Creator: Clark, M.E.; He, Q.; He, Z.; Huang, K.H.; Alm, E.J.; Wan, X.-F. et al.
Partner: UNT Libraries Government Documents Department

Global transcriptional, physiological and metabolite analyses of Desulfovibrio vulgaris Hildenborough responses to salt adaptation

Description: The response of Desulfovibrio vulgaris Hildenborough to salt adaptation (long-term NaCl exposure) was examined by physiological, global transcriptional, and metabolite analyses. The growth of D. vulgaris was inhibited by high levels of NaCl, and the growth inhibition could be relieved by the addition of exogenous amino acids (e.g., glutamate, alanine, tryptophan) or yeast extract.
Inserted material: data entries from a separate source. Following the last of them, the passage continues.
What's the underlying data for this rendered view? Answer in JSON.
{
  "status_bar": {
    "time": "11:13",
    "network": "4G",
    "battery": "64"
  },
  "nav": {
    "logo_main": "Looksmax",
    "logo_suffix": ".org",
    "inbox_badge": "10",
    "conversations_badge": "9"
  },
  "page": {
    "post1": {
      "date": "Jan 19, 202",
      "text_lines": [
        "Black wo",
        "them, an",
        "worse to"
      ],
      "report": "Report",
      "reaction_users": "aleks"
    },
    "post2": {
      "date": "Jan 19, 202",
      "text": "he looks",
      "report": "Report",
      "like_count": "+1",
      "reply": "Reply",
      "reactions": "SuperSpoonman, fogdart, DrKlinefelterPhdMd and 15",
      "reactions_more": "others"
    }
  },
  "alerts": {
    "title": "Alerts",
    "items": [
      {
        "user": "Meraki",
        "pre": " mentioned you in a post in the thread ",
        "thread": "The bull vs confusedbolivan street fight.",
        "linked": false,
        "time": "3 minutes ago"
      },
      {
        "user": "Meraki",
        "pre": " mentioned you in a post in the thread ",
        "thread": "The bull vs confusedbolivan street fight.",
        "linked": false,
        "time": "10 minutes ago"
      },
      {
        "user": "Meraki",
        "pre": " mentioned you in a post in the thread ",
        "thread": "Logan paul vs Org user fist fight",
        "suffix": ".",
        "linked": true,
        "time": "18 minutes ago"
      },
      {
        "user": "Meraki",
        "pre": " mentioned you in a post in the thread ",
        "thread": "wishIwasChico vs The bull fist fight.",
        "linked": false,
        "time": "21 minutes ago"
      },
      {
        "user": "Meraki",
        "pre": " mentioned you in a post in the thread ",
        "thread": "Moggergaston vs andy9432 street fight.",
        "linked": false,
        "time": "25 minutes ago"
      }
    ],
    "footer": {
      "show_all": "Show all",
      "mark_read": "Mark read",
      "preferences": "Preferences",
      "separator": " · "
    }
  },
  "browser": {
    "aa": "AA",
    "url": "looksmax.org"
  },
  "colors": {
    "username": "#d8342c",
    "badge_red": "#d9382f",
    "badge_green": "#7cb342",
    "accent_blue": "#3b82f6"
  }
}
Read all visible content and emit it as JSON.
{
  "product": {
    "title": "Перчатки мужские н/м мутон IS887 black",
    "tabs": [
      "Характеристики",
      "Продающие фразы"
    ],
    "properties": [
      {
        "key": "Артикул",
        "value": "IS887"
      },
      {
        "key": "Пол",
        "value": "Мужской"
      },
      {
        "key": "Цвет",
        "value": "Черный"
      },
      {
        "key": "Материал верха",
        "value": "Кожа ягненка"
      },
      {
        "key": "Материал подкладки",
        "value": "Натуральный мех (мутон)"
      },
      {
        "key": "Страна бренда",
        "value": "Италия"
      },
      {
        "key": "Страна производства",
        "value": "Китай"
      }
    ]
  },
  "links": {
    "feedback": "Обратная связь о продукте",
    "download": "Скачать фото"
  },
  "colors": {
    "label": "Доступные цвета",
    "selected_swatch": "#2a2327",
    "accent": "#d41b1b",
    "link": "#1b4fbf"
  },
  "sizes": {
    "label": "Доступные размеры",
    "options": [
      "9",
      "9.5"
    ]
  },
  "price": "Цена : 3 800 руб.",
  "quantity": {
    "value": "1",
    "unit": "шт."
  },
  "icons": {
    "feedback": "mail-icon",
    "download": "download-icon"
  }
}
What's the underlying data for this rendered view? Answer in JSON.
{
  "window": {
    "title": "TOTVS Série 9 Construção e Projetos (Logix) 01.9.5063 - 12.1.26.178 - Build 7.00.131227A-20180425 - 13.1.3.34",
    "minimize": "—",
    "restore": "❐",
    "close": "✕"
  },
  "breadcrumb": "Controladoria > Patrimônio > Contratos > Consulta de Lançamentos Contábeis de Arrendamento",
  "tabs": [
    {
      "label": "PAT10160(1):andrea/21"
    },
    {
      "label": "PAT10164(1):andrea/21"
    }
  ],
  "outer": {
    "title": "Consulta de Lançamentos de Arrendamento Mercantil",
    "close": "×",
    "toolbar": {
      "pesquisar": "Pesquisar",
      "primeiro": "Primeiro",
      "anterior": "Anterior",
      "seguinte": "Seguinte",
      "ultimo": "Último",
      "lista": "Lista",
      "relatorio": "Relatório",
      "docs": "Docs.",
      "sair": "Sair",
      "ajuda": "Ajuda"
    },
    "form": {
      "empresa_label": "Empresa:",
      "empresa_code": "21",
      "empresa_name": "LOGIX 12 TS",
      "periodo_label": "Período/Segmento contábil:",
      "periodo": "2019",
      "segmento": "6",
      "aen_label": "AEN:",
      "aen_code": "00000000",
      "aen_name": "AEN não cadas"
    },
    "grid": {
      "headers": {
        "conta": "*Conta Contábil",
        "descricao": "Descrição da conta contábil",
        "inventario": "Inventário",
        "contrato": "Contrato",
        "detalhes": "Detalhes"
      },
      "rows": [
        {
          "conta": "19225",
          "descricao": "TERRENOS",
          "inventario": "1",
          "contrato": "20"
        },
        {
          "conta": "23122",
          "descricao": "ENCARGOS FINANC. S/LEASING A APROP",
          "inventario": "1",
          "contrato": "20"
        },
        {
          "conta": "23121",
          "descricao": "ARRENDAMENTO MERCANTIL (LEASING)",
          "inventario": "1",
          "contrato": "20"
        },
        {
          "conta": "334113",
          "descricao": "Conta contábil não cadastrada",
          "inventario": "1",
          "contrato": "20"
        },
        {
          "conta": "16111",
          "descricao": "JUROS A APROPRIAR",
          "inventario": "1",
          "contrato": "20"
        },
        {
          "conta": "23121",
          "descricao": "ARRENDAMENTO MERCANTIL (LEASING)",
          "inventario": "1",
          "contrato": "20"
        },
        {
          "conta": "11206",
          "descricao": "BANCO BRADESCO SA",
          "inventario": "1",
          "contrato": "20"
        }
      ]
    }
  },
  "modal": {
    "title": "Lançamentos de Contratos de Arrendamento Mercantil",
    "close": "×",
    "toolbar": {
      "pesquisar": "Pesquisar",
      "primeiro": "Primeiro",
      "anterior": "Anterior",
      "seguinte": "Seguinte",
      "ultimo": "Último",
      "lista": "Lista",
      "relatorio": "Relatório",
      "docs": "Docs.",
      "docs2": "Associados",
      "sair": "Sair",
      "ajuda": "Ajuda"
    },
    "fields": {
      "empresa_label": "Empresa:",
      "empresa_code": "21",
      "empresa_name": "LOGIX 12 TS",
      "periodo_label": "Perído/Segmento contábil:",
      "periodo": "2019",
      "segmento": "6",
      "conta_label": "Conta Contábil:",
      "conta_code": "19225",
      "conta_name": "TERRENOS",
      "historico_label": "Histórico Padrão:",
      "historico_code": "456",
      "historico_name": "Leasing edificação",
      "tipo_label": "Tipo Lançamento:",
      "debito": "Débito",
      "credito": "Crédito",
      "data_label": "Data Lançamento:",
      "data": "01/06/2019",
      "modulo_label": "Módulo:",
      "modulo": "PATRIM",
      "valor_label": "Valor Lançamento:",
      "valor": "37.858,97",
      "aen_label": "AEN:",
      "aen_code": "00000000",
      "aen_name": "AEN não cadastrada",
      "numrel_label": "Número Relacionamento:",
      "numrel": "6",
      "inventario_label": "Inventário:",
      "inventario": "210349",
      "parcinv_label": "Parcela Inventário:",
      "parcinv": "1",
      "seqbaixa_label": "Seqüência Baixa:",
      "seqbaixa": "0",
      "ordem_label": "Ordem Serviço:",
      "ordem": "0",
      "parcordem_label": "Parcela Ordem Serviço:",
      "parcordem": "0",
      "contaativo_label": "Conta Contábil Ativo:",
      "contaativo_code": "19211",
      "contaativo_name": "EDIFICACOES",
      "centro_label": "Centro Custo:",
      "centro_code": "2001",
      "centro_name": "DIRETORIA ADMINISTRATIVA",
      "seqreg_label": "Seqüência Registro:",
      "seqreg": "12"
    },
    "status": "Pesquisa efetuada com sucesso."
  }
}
Salt adaptation induced the expression of genes involved in amino acid biosynthesis and transport, electron transfer, hydrogen oxidation, and general stress responses (e.g., heat shock proteins, phage shock proteins, and oxidative stress response proteins). Genes involved in carbon metabolism, cell motility, and phage structures were repressed. Comparison of transcriptomic profiles of D. vulgaris responses to salt adaptation with those of salt shock (short-term NaCl exposure) showed some similarity as well as a significant difference. Metabolite assays showed that glutamate and alanine were accumulated under salt adaptation, suggesting that they may be used as osmoprotectants in D. vulgaris. A conceptual model is proposed to link the observed results to currently available knowledge for further understanding the mechanisms of D. vulgaris adaptation to elevated NaCl.
Date: December 1, 2009
Creator: He, Z.; Zhou, A.; Baidoo, E.; He, Q.; Joachimiak, M. P.; Benke, P. et al.
Partner: UNT Libraries Government Documents Department

The Early Optical Brightening in the GRB 071010B

Description: We report the detection of early (60-230 s) optical emission of the gamma-ray burst afterglow of GRB071010B. No significant correlation with the prompt {gamma}-ray emission was found. Our high time-resolution data combining with other measurements within 2 days after the burst indicate that GRB071010B is composed of a weak early brightening ({alpha} {approx} 0.6), probably caused by the peak frequency passing through the optical wavelengths, followed by a decay ({alpha} {approx} -0.51), attributed to continuous energy injection by patchy jets.
Date: April 8, 2008
Creator: Wang, J H; Schwamb, M E; Huang, K Y; Wen, C Y; Zhang, Z W; Wang, S Y et al.
Partner: UNT Libraries Government Documents Department